Weave Truth and Trust Into Your Culture

Leaders who are transparent and compassionate must be supported by cultures that believe in the power of these values. Organizations that want their people to thrive must understand the importance of creating an environment that feels safe. Psychological safety is a strong example of the benefits of an open and transparent culture: In these environments, individuals can share freely and take risks without fear of consequences.

A great example of building trust through transparency is the concept of tours of duty, where employers encourage their people to own their careers instead of feeling like the organization owns them. A concept borrowed from the military by LinkedIn founder Reid Hoffman and entrepreneur Chris Yeh, the idea behind professional tours of duty is to align employers and employee on a set amount of time to achieve a specific mission. When the end date is approaching, employer and employee can have an open and truthful conversation about what comes next. Tours of duty teach employees that it’s safe to share their aspirations and it’s acceptable to explore opportunities both within and outside the organization. No backlash or consequences — just pure transparency and truth, which create unity and tremendous trust.

Abolish Fear-Based Mindsets and Cultures

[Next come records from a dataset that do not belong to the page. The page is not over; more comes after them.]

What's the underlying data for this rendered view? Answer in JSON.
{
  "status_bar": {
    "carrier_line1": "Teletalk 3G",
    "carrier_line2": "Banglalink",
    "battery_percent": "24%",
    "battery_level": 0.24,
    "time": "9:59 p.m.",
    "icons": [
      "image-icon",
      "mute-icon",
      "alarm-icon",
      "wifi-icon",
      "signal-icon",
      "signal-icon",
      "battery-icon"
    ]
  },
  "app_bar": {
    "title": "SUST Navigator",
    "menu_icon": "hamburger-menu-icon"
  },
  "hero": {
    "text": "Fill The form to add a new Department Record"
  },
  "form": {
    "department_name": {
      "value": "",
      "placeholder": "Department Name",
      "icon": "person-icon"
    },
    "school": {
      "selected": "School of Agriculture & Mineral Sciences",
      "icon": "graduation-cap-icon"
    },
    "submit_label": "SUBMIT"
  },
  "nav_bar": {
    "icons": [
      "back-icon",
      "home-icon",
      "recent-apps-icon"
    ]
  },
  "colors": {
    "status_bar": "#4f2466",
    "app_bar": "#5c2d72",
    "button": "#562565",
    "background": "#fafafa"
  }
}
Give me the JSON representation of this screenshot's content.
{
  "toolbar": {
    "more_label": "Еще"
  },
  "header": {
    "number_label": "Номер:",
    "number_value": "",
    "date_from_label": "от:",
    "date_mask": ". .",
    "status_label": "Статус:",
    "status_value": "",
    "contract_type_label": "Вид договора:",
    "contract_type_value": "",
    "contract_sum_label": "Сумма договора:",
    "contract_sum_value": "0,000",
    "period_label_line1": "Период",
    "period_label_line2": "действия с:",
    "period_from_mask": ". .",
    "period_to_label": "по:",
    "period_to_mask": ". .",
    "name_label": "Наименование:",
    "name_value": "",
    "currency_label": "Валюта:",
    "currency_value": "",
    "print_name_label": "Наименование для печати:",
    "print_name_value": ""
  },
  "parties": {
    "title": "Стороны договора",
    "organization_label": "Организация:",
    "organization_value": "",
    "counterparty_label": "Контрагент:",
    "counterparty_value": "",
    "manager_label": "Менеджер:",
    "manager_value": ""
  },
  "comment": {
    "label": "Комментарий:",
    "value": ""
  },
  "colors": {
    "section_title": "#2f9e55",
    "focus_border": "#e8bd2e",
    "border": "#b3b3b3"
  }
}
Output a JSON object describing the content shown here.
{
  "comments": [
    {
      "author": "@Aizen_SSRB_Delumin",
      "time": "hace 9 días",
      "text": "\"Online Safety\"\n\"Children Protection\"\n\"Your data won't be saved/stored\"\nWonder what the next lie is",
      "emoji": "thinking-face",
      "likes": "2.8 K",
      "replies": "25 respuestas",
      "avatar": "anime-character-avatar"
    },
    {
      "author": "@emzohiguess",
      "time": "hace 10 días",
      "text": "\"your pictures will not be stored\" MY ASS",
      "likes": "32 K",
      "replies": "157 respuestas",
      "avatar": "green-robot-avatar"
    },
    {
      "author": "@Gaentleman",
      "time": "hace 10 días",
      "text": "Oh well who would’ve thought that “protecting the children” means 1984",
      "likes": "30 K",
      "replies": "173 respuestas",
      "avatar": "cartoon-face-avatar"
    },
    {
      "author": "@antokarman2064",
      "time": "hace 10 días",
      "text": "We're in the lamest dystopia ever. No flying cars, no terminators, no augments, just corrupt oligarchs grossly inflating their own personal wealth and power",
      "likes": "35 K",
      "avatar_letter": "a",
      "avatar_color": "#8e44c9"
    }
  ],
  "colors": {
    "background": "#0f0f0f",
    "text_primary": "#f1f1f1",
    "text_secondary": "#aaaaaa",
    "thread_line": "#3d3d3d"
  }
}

The bottom line is fear-based cultures must go. Support your organizational values by showing your employees that you want to hear their ideas — and by listening when they share! Teach leaders how to ask for new ideas and how to receive them. All too often, we find leaders asking for ideas and then immediately communicating all the reasons why the idea will never fly. This style of leadership will shut down employee sharing and stifle any kind of innovation.

Reinforce your commitment to employees’ well-being and career aspirations by scheduling brainstorming sessions facilitated by an unbiased, preferably third-party individual. Provide resources for job shadowing. Create hybrid roles for those who get bored easily and are multitalented. Encourage recreation — a.k.a., re-creation — through allotted time off, work/life balance policies, and remote work, especially for those who lean on the introverted side and need privacy to think and create.

Inevitably, organizations that commit to transparency and teach leaders how to understand themselves and their teams better will create cultures of trust. You will find that you have the right people at the right time doing the right things, which not only creates success, but also creates an indescribable, contagious vibe that others will be clamoring to experience.

Brenda Stanton is vice president of Keystone Partners.

By Brenda Stanton